Then, nothing. Nothing until Liger’s 30 year celebrations this April. Suzuki would brutally attack Liger, asking whether the living legend ever really was going to come for revenge, or whether he was hoping to quietly retire with this chapter left open. From there, in September he assaulted Liger at ringside, piledriving him onto a chair in Korakuen, and taking his mask in Kagoshima. We saw what followed in Kobe, as Kishin Liger’s visage presented itself once more, and once more, a spike was in his hand with murderous intent. 

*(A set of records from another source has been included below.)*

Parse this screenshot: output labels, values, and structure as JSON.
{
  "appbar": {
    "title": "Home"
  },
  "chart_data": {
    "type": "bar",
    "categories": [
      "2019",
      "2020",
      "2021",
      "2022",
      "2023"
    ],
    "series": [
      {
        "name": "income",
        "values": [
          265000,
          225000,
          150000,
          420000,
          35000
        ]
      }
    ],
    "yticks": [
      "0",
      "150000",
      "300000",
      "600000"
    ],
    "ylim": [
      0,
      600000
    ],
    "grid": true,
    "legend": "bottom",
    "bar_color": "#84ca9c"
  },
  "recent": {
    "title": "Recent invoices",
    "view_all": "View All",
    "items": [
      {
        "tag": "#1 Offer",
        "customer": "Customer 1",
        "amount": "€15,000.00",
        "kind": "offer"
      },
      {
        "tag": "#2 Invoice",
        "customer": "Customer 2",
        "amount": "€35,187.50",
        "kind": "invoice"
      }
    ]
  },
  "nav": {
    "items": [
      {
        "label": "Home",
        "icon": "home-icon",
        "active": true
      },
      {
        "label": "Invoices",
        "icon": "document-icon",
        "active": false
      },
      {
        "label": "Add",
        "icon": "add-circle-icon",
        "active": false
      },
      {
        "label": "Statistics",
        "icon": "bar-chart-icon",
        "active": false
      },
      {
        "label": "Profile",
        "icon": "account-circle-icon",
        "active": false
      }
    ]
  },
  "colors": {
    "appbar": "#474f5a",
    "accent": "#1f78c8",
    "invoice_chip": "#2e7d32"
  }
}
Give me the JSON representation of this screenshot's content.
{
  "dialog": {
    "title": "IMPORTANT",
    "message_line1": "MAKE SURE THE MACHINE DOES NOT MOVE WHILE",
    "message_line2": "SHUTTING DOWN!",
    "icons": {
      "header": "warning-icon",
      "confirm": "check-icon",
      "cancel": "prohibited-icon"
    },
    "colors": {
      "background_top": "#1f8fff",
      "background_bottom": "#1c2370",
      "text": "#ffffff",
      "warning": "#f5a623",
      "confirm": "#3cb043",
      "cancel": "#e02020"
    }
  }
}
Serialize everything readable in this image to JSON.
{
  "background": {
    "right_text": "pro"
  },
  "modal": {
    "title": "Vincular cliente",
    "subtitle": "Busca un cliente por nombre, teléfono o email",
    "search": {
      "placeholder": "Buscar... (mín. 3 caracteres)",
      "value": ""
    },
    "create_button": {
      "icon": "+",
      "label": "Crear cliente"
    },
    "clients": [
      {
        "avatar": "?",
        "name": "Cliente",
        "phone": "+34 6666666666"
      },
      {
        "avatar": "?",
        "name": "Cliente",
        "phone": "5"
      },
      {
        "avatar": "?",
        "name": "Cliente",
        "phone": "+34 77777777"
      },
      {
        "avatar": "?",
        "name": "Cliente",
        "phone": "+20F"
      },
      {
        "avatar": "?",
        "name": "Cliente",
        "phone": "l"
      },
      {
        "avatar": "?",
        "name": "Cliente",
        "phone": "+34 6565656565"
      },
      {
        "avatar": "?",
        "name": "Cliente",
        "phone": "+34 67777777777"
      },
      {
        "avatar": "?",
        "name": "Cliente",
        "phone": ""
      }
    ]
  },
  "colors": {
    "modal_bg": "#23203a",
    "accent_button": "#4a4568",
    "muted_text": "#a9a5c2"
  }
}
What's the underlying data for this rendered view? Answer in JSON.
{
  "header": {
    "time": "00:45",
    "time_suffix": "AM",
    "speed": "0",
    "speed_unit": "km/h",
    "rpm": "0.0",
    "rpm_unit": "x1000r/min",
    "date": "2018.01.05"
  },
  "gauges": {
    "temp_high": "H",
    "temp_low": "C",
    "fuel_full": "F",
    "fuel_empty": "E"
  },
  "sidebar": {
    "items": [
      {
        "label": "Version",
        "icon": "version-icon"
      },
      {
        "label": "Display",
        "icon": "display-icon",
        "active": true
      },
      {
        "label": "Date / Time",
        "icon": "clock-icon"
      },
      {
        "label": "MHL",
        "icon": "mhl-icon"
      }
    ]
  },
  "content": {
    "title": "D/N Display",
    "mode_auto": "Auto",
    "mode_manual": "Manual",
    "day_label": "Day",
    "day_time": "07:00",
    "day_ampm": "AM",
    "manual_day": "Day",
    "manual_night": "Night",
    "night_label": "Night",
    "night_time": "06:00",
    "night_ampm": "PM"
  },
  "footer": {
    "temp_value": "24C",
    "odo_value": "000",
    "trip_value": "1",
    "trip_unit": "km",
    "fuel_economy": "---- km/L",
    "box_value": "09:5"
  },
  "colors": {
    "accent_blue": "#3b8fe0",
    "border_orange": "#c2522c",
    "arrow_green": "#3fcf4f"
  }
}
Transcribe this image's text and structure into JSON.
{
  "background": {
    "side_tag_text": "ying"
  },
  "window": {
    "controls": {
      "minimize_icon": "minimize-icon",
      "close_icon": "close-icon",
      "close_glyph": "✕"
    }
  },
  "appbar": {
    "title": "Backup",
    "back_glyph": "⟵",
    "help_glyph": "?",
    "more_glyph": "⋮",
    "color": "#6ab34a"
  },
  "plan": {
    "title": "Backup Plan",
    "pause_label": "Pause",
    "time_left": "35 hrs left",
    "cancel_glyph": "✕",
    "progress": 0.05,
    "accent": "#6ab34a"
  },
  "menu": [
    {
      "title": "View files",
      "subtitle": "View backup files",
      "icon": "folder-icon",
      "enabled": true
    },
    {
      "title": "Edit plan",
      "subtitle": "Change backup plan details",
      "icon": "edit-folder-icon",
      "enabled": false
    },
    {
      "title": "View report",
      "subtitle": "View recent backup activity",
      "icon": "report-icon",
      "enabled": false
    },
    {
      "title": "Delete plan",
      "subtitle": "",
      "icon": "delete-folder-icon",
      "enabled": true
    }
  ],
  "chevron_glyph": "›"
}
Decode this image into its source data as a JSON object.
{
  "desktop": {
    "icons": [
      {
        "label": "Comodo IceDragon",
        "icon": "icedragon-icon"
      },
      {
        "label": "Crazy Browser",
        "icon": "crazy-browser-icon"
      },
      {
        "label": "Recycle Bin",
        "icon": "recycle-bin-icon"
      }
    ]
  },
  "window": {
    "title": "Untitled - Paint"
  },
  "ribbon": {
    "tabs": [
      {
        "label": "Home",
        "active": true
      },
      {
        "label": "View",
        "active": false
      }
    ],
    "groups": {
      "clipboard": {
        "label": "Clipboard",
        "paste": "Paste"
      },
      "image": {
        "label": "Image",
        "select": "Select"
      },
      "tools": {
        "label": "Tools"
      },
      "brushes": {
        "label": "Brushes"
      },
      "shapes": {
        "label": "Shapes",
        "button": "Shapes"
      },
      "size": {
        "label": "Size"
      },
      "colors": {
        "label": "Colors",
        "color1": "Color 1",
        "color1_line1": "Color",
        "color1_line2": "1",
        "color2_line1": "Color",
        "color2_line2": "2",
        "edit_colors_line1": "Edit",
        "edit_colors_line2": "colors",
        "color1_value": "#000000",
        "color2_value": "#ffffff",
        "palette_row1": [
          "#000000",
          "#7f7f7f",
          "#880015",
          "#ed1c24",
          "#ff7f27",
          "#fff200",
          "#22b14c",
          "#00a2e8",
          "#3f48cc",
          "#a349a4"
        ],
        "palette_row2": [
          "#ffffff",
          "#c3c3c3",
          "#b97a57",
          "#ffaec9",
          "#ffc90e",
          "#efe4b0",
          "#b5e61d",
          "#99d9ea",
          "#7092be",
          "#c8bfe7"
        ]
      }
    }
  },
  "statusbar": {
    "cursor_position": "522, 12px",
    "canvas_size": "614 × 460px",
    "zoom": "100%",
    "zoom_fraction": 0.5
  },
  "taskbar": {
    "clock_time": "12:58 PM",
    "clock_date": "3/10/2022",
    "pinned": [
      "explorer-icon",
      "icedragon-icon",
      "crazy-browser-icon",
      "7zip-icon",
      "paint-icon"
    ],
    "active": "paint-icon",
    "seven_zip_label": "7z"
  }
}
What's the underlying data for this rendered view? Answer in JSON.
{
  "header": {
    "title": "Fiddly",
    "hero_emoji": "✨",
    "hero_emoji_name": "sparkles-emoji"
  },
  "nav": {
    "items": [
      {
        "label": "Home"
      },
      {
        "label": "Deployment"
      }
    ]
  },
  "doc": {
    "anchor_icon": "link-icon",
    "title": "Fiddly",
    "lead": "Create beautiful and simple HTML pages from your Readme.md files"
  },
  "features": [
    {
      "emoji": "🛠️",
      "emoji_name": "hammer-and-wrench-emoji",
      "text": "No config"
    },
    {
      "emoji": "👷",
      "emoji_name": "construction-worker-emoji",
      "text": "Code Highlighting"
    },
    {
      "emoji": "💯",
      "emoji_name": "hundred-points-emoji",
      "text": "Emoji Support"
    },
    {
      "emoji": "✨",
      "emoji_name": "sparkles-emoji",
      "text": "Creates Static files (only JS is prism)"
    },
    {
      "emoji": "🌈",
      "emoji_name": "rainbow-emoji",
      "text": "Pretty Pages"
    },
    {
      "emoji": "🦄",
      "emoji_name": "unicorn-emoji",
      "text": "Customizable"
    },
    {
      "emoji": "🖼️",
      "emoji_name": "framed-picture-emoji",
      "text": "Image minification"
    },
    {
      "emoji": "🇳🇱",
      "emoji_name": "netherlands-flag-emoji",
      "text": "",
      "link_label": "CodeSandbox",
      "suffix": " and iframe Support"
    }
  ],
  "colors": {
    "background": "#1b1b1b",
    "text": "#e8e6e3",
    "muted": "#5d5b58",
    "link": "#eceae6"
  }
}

There’s an interesting symmetry to Liger’s relationship both to Suzuki and Kishin Liger. From Kishin’s first appearance in 1996 to his second, ten years went by. From the second to the third, a further six years. Suzuki and Liger first squared off in 2002 in Pancrase, and in December 2012 in NJPW. Then this dangerous rivalry was reignited in early 2019; ten years and six years. Kishin Liger first appeared while Jyushin Thunder Liger was at his peak, but also when he was facing peak adversity, when he was fighting for the honour of his division against an intimidating heavyweight foe. In 2019 Kishin returned with Liger again fighting for honour, of New Japan integrity in the face of Minoru Suzuki’s bullying and disregard for rules and respect. On October 14, Jyushin Thunder Liger faces Minoru Suzuki one on one in Ryogoku Sumo Hall. The question is whether Kishin is with Liger in spirit only, or whether he will manifest himself physically for the last time.